BEGIN DATA TO USE
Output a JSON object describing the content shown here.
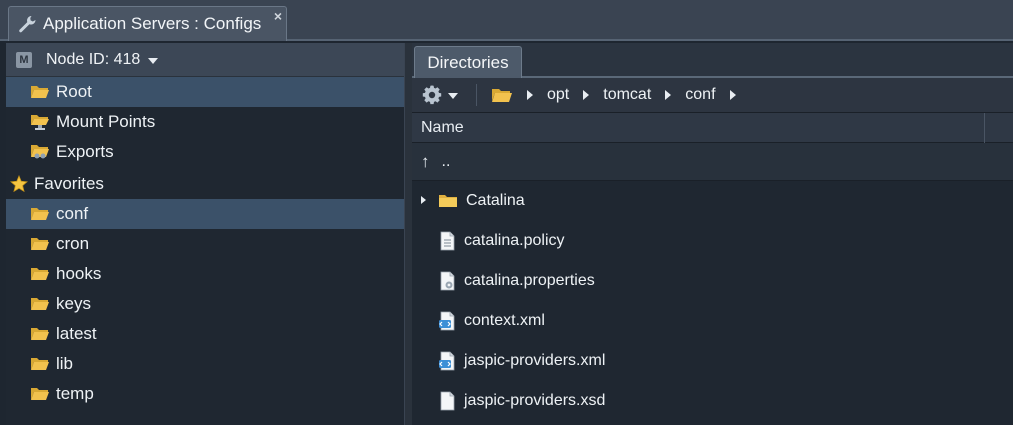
{
  "window_tab": {
    "title": "Application Servers : Configs",
    "close_label": "×"
  },
  "left_panel": {
    "node_label": "Node ID: 418",
    "badge": "M",
    "roots": [
      {
        "label": "Root",
        "selected": true
      },
      {
        "label": "Mount Points",
        "selected": false
      },
      {
        "label": "Exports",
        "selected": false
      }
    ],
    "favorites_label": "Favorites",
    "favorites": [
      {
        "label": "conf",
        "selected": true
      },
      {
        "label": "cron",
        "selected": false
      },
      {
        "label": "hooks",
        "selected": false
      },
      {
        "label": "keys",
        "selected": false
      },
      {
        "label": "latest",
        "selected": false
      },
      {
        "label": "lib",
        "selected": false
      },
      {
        "label": "temp",
        "selected": false
      }
    ]
  },
  "right_panel": {
    "tab_label": "Directories",
    "breadcrumb": [
      "opt",
      "tomcat",
      "conf"
    ],
    "column_name": "Name",
    "up_label": "..",
    "files": [
      {
        "name": "Catalina",
        "icon": "folder-icon",
        "expandable": true
      },
      {
        "name": "catalina.policy",
        "icon": "file-icon",
        "expandable": false
      },
      {
        "name": "catalina.properties",
        "icon": "properties-file-icon",
        "expandable": false
      },
      {
        "name": "context.xml",
        "icon": "xml-file-icon",
        "expandable": false
      },
      {
        "name": "jaspic-providers.xml",
        "icon": "xml-file-icon",
        "expandable": false
      },
      {
        "name": "jaspic-providers.xsd",
        "icon": "blank-file-icon",
        "expandable": false
      }
    ]
  },
  "colors": {
    "selection": "#3b5169",
    "folder": "#f2c24e",
    "background": "#1f2731"
  }
}
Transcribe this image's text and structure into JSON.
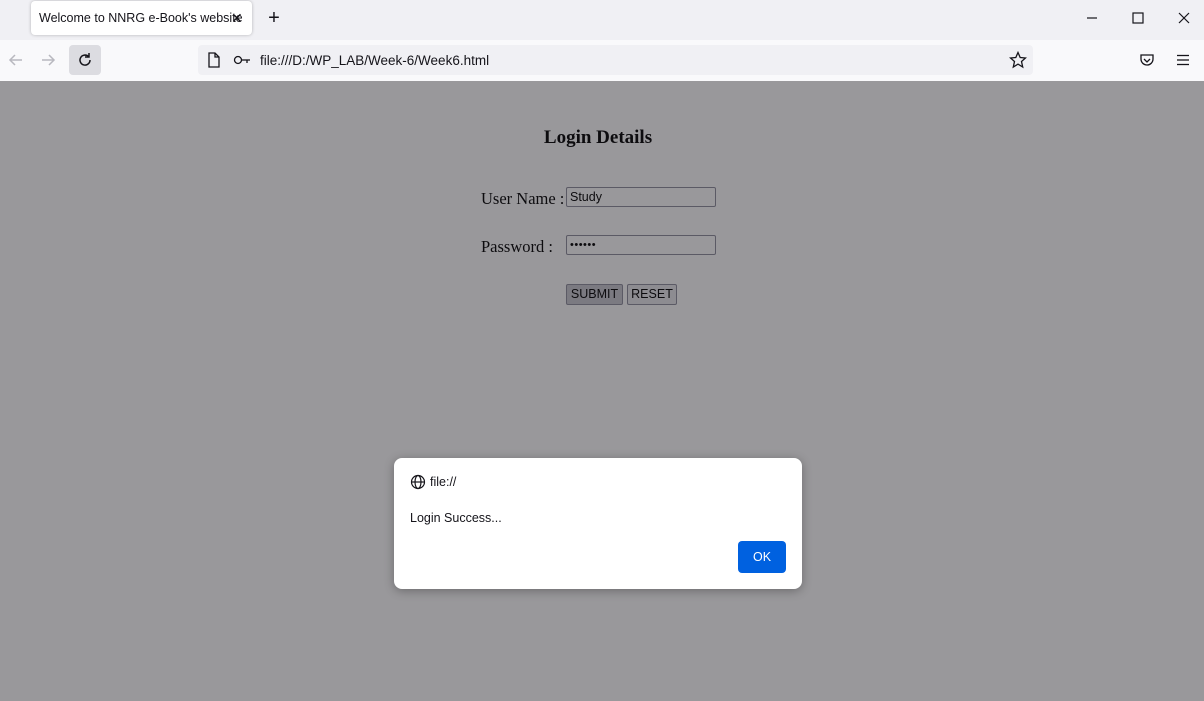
{
  "browser": {
    "tab_title": "Welcome to NNRG e-Book's website",
    "tab_close": "✕",
    "new_tab": "+",
    "url": "file:///D:/WP_LAB/Week-6/Week6.html"
  },
  "page": {
    "heading": "Login Details",
    "username_label": "User Name :",
    "username_value": "Study",
    "password_label": "Password :",
    "password_value": "••••••",
    "submit_label": "SUBMIT",
    "reset_label": "RESET"
  },
  "dialog": {
    "origin": "file://",
    "message": "Login Success...",
    "ok_label": "OK"
  },
  "colors": {
    "dialog_button": "#0061e0",
    "overlay": "#999999"
  }
}
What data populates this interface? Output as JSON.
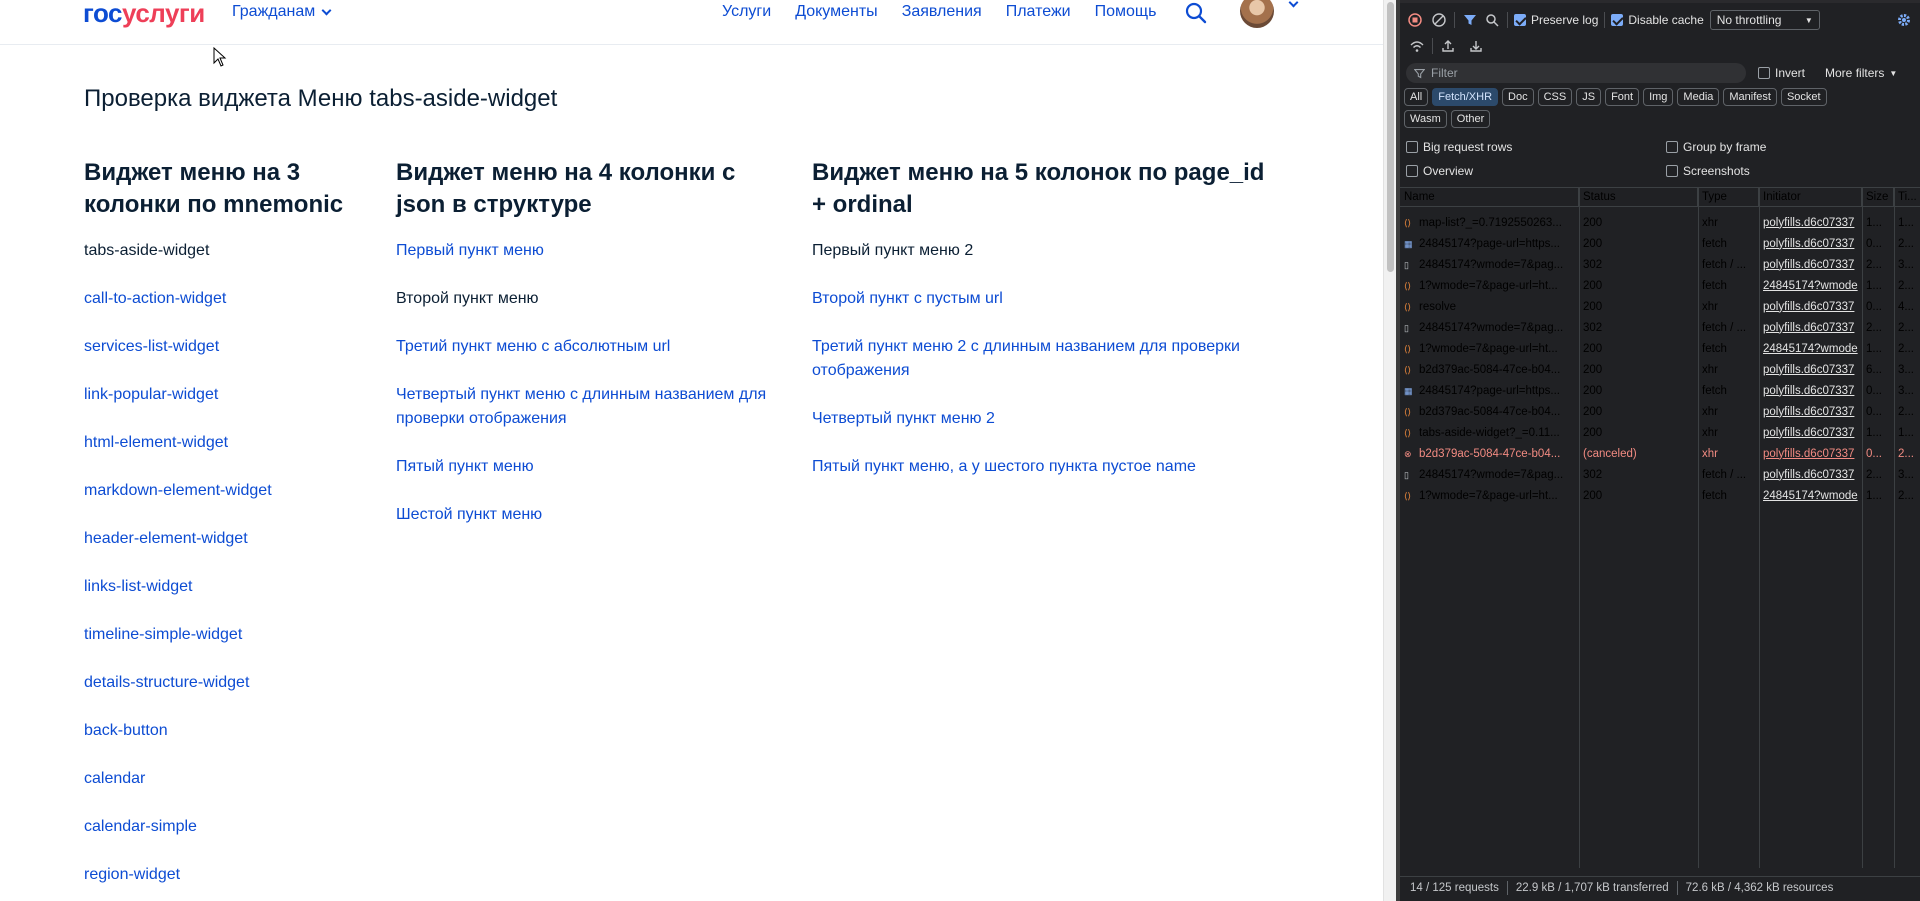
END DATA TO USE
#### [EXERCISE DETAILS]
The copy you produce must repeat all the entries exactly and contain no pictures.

#### [YOUR SOLUTION]
Output a JSON object describing the content shown here.
{
  "window_tab": {
    "title": "Application Servers : Configs",
    "close_label": "×"
  },
  "left_panel": {
    "node_label": "Node ID: 418",
    "badge": "M",
    "roots": [
      {
        "label": "Root",
        "selected": true
      },
      {
        "label": "Mount Points",
        "selected": false
      },
      {
        "label": "Exports",
        "selected": false
      }
    ],
    "favorites_label": "Favorites",
    "favorites": [
      {
        "label": "conf",
        "selected": true
      },
      {
        "label": "cron",
        "selected": false
      },
      {
        "label": "hooks",
        "selected": false
      },
      {
        "label": "keys",
        "selected": false
      },
      {
        "label": "latest",
        "selected": false
      },
      {
        "label": "lib",
        "selected": false
      },
      {
        "label": "temp",
        "selected": false
      }
    ]
  },
  "right_panel": {
    "tab_label": "Directories",
    "breadcrumb": [
      "opt",
      "tomcat",
      "conf"
    ],
    "column_name": "Name",
    "up_label": "..",
    "files": [
      {
        "name": "Catalina",
        "icon": "folder-icon",
        "expandable": true
      },
      {
        "name": "catalina.policy",
        "icon": "file-icon",
        "expandable": false
      },
      {
        "name": "catalina.properties",
        "icon": "properties-file-icon",
        "expandable": false
      },
      {
        "name": "context.xml",
        "icon": "xml-file-icon",
        "expandable": false
      },
      {
        "name": "jaspic-providers.xml",
        "icon": "xml-file-icon",
        "expandable": false
      },
      {
        "name": "jaspic-providers.xsd",
        "icon": "blank-file-icon",
        "expandable": false
      }
    ]
  },
  "colors": {
    "selection": "#3b5169",
    "folder": "#f2c24e",
    "background": "#1f2731"
  }
}
Transcribe this image's text and structure into JSON.
{
  "browser": {
    "tab_title": "Welcome to NNRG e-Book's website",
    "tab_close": "✕",
    "new_tab": "+",
    "url": "file:///D:/WP_LAB/Week-6/Week6.html"
  },
  "page": {
    "heading": "Login Details",
    "username_label": "User Name :",
    "username_value": "Study",
    "password_label": "Password :",
    "password_value": "••••••",
    "submit_label": "SUBMIT",
    "reset_label": "RESET"
  },
  "dialog": {
    "origin": "file://",
    "message": "Login Success...",
    "ok_label": "OK"
  },
  "colors": {
    "dialog_button": "#0061e0",
    "overlay": "#999999"
  }
}
What data populates this interface? Output as JSON.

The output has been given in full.